For Democrats trying to govern in an age of sectarian conflict, the golden rules look like a sucker’s game.
Why play fair if the other side cheats? What’s the value of values if you can’t get anything done?
But virtue and victory aren’t incompatible: If Democrats mount an aggressive defense of American ideals, they can win over those voters who still share them and strengthen democracy while they’re at it.
Many party debates now teeter on the tiny margins by which Democrats control Congress: How much can they get done in whatever time they have? What can you shimmy through a 50-50 Senate? Given the carnage left by the Trump administration and the Republicans in Congress who supported it, activists want to see Democrats bare their teeth. The Senate parliamentarian blocks raising the minimum wage? Toss her out — that’s what Republicans would do, and in fact did in 2001 after a ruling they didn’t like. Future nominees blocked for their mean tweets? Play the WTF tape, as in Whatabout Trump’s Feed? Not enough votes for progressive legislation? Kill the filibuster dead. Can’t pass funding for a key priority? Declare an emergency, because that’s what now passes for governing.
The news media face their own outbreak of internal dissent, as liberals on Twitter snarl at reporters who ask hard questions or write tough pieces about the Biden White House. These are core functions in a democracy. Fox News and Breitbart, meanwhile, tenderly feed and nurture Republican conspiracy theories, which are core functions in provoking a national collapse. When, critics ask, will mainstream media get over their commitment to “objectivity”? Along comes the Project for Good Information, as Vox’s Recode reports, “a new $65 million effort to push progressive local news around the United States as part of an attempt to match the dominance of right-wing media.” So we fight sneaky right-wing local media sites with sneaky left-wing sites? Or do we try to rebuild independent local journalism to serve as democracy’s best vaccine?
These are tired, sticky stereotypes: Republicans are tough. Democrats are weak; they negotiate with themselves and let bullies take their lunch money. Republican state legislatures gerrymander districts into macrame; Democrats call for nonpartisan redistricting commissions. Given the ongoing assault on voting rights, a president who shook down foreign governments, pardoned coconspirators, inspired insurrectionists, and continues to inflame seditious forces, it’s no wonder some Democrats view this moment as an emergency that calls for equal measures: What would Republicans do? That feels good, and everything seems OK so long as Chuck Schumer is not Mitch McConnell and CNN is not OAN.
But is that the best standard for judging public performance, or restoring our civic health?
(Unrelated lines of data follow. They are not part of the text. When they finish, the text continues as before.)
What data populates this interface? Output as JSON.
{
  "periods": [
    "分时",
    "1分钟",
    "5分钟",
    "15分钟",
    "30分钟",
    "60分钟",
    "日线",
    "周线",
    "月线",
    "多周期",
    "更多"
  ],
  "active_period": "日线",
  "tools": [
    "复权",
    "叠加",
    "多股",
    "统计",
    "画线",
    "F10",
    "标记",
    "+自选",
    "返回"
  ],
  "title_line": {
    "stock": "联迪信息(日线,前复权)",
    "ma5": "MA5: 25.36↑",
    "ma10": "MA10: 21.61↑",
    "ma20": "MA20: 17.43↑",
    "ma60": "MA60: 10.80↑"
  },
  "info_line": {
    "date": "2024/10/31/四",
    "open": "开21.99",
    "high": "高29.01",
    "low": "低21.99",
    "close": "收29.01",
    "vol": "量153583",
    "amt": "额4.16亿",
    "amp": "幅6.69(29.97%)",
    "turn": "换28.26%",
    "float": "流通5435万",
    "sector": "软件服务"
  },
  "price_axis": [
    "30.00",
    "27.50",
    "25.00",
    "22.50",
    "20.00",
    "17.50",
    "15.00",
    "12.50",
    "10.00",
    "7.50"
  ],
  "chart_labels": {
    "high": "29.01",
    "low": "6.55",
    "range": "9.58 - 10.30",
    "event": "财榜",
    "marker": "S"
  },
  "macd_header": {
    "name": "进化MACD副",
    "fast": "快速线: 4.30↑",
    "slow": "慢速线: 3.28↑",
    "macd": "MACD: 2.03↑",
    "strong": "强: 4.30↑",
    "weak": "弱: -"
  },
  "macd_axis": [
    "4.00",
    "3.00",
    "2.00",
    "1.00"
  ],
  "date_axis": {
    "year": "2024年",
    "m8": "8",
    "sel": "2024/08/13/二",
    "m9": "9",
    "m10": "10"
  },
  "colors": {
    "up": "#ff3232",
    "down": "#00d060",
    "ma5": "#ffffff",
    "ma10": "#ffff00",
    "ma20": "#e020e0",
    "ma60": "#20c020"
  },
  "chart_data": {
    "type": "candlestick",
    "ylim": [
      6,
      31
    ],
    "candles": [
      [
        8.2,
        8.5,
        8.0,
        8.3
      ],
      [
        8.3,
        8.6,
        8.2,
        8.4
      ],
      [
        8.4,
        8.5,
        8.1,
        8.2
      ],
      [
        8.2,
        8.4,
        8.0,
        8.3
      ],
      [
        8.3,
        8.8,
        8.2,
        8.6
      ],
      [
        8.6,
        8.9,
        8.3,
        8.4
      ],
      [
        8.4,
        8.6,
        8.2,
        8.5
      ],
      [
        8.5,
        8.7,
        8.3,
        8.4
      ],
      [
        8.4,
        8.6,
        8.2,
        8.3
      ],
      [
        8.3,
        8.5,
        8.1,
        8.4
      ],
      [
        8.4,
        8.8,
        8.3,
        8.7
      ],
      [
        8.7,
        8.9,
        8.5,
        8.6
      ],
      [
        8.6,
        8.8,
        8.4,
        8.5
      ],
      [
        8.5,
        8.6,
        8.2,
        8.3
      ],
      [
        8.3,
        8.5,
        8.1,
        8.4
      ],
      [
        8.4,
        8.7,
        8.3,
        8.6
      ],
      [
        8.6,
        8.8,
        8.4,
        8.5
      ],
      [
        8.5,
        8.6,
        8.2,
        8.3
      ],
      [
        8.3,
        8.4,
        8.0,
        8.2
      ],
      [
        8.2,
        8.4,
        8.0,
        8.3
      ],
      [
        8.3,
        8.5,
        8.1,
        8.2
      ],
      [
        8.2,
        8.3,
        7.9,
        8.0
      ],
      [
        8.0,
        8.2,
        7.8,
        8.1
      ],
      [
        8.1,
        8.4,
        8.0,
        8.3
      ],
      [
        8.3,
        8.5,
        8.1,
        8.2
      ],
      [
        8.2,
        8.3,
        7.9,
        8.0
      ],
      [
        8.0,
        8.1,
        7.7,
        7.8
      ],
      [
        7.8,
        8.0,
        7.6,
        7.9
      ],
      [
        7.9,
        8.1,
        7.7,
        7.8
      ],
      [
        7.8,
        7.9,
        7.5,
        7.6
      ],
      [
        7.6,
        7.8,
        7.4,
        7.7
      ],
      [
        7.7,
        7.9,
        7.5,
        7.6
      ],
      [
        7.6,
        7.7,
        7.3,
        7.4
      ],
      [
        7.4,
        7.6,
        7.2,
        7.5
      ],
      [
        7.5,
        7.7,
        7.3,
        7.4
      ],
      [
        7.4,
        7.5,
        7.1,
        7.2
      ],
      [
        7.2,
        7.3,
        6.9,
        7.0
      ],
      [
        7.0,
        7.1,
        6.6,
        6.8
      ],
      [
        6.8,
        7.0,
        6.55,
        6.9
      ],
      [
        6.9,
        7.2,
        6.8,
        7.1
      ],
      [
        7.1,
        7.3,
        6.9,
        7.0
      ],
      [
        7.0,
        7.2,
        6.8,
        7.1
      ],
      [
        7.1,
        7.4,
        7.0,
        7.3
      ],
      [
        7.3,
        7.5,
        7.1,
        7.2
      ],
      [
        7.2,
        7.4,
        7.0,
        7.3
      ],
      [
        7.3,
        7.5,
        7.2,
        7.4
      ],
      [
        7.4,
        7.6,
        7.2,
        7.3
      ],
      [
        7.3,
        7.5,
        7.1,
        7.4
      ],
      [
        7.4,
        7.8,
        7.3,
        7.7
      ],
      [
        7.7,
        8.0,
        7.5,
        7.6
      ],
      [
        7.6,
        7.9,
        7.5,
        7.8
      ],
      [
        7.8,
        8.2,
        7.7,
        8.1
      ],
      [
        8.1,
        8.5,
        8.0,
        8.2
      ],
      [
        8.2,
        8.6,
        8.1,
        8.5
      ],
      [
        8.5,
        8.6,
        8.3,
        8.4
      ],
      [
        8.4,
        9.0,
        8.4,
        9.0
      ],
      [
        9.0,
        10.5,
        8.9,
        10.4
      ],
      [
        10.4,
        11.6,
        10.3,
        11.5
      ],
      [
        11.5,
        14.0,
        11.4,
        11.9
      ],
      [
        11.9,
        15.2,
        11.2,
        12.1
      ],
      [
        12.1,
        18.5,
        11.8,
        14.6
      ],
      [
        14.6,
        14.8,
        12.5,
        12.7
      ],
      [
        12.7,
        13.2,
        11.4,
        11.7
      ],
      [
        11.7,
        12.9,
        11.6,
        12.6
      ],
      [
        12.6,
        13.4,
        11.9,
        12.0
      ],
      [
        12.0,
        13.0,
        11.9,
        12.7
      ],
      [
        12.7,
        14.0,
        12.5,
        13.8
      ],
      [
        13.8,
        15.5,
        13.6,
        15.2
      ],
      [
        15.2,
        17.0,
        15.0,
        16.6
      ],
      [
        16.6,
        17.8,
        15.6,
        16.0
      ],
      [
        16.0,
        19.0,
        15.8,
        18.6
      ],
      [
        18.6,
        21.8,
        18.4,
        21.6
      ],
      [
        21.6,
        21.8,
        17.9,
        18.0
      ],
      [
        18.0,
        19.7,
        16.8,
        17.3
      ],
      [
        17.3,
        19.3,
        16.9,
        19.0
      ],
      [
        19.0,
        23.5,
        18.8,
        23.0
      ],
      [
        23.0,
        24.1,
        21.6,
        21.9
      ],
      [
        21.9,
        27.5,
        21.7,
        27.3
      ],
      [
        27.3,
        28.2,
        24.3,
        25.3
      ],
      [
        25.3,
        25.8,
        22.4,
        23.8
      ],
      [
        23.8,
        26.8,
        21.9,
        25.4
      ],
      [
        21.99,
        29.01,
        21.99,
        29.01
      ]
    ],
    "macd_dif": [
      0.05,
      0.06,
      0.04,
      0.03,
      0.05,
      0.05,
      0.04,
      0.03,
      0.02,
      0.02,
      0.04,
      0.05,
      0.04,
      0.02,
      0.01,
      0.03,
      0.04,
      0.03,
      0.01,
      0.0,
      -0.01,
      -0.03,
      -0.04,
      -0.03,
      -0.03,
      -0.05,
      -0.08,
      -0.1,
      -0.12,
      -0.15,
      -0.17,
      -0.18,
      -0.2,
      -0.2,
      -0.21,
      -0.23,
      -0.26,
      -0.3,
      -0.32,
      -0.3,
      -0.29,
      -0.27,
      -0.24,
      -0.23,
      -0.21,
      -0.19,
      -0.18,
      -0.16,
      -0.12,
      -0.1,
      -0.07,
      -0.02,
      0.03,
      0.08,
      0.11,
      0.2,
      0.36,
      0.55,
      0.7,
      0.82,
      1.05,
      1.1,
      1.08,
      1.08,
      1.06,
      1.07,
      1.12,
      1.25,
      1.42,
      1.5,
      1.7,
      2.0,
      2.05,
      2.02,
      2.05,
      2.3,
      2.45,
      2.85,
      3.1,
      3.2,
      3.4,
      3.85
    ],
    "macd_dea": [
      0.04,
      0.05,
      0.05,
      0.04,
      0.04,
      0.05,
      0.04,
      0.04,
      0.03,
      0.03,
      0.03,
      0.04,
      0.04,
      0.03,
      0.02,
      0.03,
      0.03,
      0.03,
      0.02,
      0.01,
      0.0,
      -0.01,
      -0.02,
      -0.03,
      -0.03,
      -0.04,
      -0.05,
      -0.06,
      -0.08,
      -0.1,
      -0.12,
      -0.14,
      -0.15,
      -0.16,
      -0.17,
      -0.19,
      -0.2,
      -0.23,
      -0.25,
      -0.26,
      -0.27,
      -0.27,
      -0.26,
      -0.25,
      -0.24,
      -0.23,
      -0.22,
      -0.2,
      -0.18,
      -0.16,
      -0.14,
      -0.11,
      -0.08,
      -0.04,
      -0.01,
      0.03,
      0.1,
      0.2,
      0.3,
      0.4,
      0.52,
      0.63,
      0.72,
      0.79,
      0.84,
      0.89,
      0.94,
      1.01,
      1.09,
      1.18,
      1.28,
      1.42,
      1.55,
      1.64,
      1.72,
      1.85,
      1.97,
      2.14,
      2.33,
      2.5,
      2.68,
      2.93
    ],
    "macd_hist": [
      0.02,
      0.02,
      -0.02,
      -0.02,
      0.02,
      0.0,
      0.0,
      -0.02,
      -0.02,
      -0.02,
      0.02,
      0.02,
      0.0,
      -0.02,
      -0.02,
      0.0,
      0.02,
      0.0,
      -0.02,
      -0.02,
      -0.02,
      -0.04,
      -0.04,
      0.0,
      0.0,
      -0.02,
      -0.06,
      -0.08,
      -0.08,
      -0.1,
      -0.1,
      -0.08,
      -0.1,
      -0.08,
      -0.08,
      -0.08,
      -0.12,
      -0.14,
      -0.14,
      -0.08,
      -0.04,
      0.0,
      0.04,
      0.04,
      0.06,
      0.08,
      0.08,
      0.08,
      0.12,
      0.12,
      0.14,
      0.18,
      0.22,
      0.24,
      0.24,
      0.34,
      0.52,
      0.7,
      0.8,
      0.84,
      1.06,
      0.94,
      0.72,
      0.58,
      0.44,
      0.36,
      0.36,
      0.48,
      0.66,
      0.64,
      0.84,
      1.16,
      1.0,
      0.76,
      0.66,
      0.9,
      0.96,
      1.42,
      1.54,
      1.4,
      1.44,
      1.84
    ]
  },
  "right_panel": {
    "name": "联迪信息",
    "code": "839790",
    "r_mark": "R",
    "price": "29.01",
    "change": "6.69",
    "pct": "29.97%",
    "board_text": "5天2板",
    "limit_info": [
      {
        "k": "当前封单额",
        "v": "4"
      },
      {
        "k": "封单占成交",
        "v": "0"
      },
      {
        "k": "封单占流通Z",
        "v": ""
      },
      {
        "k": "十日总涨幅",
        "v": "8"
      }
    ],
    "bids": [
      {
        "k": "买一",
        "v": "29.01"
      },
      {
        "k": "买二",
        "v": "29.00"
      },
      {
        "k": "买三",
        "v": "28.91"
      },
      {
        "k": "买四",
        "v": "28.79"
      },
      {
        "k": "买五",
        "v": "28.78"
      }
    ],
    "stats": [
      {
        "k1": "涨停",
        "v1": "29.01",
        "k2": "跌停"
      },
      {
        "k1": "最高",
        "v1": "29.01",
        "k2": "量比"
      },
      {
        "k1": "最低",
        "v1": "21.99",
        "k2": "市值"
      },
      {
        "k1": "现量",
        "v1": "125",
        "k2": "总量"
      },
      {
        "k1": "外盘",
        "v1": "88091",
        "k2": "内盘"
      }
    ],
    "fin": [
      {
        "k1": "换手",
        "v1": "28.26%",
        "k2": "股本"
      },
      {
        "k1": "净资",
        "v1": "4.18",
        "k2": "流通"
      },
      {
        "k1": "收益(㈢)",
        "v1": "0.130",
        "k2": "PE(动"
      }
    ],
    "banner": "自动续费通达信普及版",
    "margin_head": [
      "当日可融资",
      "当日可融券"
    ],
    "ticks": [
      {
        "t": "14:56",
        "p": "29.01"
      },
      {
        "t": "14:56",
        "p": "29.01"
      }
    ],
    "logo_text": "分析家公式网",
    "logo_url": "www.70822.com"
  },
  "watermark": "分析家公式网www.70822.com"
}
Much of what Joe Biden proposes is broadly popular; many Republican voters don’t oppose democratic policies so much as they oppose Democrats, who they’ve come to believe must be defeated at all costs. But since Jan. 6, voters are leaving the GOP as its base grows increasingly undemocratic and its ideology is reduced to obstructionism. When Biden talks of unity, he’s talking to those Republican refugees. Democrats have a chance now, even as they pursue their agenda, to embrace a respect for the rule of law and restoration of constitutional norms that moderates and principled conservatives value.
So perhaps some patience with centrist Democrats like Senators Joe Manchin of West Virginia and Kyrsten Sinema of Arizona is in order. Nuking the filibuster may not be an option at the moment; but if Republicans block popular bipartisan initiatives around, say, infrastructure or health care, the case for modifying the filibuster will grow. Likewise on the critical issue of voting rights: The Constitution does not require supermajorities to pass Senate bills, so Democrats can justify adjusting the filibuster for civil rights legislation, given the years of abuse and its history of blocking such legislation. But HR 1, the For the People Act, would be a better bill, potentially even attracting some GOP support, if it reflected the concerns of free speech advocates and constitutionalists as well as civil rights champions and reformers. Building broad public support to make our elections fair and truly democratic should be the Democratic goal as well.
I understand the urgency to fight the entrenchment of minority rule and explore experiments like open primaries and ranked-choice voting that might drain some of the tribalism out of politics. What Democrats do with their consolidated power matters; but how they do it matters too. Democrats rightly hammered McConnell and the White House for their serial constitutional insults, denying one Supreme Court vote and rushing another, obstructing oversight, ignoring subpoenas, escaping impeachment on a flimsy technicality. Together these Republican assaults amounted to treating public duty as “whatever you can get away with.”
Democrats can fight hard and still play fair. Finding that balance will go a long way toward determining whether America gets the leaders we need — or the leaders we deserve.
Nancy Gibbs is director of the Shorenstein Center at Harvard Kennedy School.